TASK DETAILS — Each line in the records that mentions the word "JSON" needs to be listed.

[Web page and app entries]

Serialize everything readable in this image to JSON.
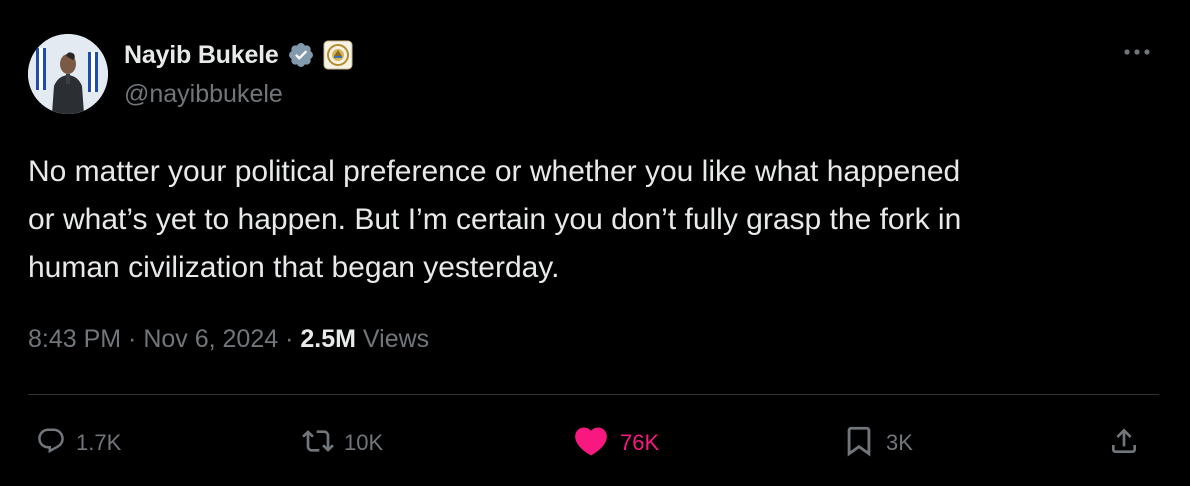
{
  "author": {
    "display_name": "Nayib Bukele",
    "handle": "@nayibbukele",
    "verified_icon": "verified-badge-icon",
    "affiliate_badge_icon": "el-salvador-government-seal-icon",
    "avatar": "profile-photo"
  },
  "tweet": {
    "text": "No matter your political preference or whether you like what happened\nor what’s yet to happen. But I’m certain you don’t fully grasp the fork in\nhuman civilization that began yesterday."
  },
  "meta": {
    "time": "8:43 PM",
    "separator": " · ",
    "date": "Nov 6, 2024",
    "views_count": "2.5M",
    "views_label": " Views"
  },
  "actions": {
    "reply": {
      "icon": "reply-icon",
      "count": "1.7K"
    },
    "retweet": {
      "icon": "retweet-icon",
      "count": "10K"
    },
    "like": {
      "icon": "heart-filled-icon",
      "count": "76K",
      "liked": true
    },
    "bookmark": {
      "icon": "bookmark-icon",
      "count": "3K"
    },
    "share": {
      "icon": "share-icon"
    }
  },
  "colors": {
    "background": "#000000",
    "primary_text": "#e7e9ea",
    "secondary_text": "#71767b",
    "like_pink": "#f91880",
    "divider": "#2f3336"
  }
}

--

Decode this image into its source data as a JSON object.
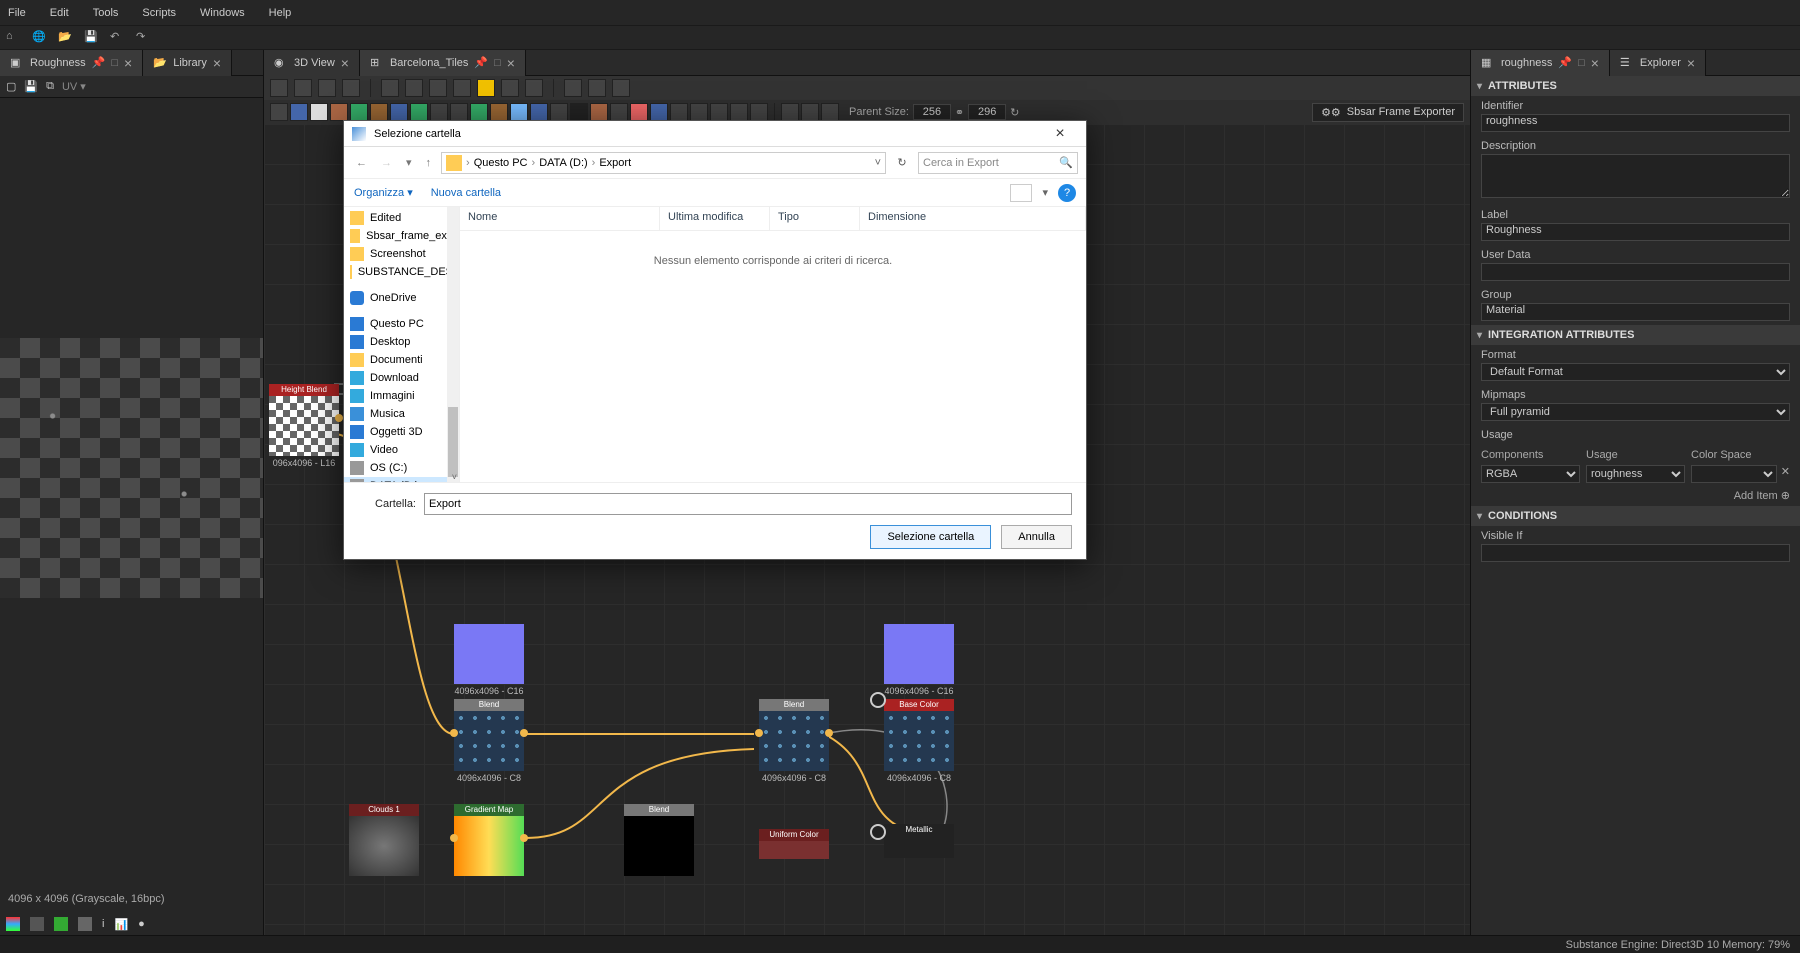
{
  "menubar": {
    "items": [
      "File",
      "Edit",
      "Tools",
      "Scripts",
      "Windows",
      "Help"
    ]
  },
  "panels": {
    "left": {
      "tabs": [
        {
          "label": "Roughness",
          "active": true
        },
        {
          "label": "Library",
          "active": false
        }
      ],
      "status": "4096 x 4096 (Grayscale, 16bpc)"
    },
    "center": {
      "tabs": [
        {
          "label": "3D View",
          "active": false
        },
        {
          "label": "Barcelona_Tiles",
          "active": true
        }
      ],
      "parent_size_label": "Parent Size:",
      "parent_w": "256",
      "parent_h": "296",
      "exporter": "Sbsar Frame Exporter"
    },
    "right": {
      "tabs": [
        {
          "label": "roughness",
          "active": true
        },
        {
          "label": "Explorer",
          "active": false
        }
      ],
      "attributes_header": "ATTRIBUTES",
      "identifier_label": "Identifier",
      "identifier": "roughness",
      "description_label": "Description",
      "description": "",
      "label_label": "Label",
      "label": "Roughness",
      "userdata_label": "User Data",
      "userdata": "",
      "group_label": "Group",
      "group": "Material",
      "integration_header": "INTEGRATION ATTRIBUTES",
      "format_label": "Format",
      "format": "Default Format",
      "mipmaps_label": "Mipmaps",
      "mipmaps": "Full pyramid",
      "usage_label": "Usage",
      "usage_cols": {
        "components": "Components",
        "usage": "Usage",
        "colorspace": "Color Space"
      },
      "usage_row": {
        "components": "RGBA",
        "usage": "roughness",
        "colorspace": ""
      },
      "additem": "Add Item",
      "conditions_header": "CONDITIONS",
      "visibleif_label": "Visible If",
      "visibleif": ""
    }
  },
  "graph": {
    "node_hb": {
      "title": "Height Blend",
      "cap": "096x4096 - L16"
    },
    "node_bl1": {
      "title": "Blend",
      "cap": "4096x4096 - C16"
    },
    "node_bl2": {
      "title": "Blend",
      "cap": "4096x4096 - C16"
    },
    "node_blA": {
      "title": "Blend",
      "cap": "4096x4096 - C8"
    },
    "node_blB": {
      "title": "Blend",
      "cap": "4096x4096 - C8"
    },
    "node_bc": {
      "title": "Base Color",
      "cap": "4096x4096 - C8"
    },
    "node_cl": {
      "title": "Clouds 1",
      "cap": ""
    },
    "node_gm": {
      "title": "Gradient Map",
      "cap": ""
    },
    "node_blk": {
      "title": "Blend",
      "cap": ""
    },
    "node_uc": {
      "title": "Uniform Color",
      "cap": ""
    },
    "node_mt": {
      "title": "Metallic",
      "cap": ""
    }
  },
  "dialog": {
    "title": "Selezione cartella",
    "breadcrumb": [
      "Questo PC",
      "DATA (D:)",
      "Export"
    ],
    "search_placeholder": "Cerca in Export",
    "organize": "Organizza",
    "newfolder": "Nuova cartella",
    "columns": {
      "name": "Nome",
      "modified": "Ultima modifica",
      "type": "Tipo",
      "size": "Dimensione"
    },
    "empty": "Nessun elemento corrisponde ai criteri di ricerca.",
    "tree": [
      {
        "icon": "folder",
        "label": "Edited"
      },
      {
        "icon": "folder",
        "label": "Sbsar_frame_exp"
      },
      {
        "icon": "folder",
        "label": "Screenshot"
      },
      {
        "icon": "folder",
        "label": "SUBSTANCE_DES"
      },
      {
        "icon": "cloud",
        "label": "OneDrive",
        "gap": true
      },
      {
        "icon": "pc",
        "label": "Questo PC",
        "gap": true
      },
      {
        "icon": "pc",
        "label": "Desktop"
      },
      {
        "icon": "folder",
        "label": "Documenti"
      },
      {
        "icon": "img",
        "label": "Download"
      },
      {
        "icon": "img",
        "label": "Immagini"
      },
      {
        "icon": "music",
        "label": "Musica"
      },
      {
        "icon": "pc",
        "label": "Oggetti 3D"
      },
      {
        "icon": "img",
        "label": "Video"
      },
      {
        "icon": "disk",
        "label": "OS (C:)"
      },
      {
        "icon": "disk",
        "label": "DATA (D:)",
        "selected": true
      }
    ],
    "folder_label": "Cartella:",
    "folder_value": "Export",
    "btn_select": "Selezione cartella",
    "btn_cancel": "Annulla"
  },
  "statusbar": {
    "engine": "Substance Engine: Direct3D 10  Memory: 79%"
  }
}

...

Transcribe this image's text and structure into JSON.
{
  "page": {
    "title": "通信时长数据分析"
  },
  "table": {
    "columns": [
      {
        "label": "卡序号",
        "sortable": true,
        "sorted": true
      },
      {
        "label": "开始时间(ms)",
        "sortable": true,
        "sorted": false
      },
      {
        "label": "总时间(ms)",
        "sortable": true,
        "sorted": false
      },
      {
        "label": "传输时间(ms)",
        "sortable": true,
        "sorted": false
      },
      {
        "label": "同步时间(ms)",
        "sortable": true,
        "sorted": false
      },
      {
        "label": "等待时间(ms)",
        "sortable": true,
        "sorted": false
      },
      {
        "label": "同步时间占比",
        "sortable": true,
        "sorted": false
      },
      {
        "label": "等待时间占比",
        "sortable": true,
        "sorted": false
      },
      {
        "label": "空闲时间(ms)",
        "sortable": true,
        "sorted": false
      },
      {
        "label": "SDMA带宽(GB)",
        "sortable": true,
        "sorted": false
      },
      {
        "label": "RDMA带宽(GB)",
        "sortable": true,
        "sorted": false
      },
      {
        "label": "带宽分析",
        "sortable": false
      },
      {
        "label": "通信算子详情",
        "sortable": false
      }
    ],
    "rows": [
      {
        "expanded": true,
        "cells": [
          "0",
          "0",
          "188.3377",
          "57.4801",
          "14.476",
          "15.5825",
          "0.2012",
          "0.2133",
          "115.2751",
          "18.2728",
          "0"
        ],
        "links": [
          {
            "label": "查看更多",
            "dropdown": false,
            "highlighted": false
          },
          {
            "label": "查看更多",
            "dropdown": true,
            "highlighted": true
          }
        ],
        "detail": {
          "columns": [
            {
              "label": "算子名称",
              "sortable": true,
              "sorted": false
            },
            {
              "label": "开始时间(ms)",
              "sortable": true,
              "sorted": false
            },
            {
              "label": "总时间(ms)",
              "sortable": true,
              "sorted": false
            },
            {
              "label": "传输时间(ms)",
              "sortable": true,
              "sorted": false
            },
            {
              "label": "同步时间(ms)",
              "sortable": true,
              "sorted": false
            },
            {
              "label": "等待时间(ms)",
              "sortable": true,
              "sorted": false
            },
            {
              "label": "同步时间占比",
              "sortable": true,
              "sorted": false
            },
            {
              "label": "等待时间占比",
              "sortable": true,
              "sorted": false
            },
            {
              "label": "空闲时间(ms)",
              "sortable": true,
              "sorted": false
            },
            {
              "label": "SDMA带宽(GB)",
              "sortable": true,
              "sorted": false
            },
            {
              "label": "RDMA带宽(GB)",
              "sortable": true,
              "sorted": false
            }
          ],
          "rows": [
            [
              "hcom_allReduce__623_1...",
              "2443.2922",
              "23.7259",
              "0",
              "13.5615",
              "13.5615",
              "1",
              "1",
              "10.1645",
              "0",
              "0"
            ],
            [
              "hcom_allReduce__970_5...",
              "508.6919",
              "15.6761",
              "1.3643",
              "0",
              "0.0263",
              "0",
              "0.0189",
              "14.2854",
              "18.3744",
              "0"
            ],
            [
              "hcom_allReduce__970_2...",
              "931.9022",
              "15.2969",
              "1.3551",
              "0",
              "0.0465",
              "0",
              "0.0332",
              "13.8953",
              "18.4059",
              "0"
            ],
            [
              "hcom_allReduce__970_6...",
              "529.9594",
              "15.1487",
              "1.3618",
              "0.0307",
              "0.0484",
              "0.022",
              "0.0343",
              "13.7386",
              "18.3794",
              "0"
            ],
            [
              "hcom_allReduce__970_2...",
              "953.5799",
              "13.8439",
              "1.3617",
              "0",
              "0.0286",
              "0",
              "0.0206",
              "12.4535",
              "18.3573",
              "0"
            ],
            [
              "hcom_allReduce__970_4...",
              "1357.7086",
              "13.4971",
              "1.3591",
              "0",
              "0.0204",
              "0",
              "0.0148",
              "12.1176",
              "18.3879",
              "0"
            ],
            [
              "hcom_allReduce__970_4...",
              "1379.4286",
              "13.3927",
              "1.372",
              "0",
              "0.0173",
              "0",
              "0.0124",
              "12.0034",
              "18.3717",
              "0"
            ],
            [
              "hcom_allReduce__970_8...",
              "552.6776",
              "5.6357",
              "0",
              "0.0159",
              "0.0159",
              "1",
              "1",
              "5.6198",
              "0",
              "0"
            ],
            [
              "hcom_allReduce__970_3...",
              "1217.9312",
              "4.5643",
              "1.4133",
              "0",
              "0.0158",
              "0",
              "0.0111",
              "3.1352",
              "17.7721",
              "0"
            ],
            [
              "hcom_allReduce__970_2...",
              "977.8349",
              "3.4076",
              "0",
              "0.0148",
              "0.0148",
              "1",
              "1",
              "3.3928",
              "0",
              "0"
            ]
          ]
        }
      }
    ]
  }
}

ANSWER AREA —
Serialize everything readable in this image to JSON.
Decode this image into its source data as a JSON object.
Transcribe this image's text and structure into JSON.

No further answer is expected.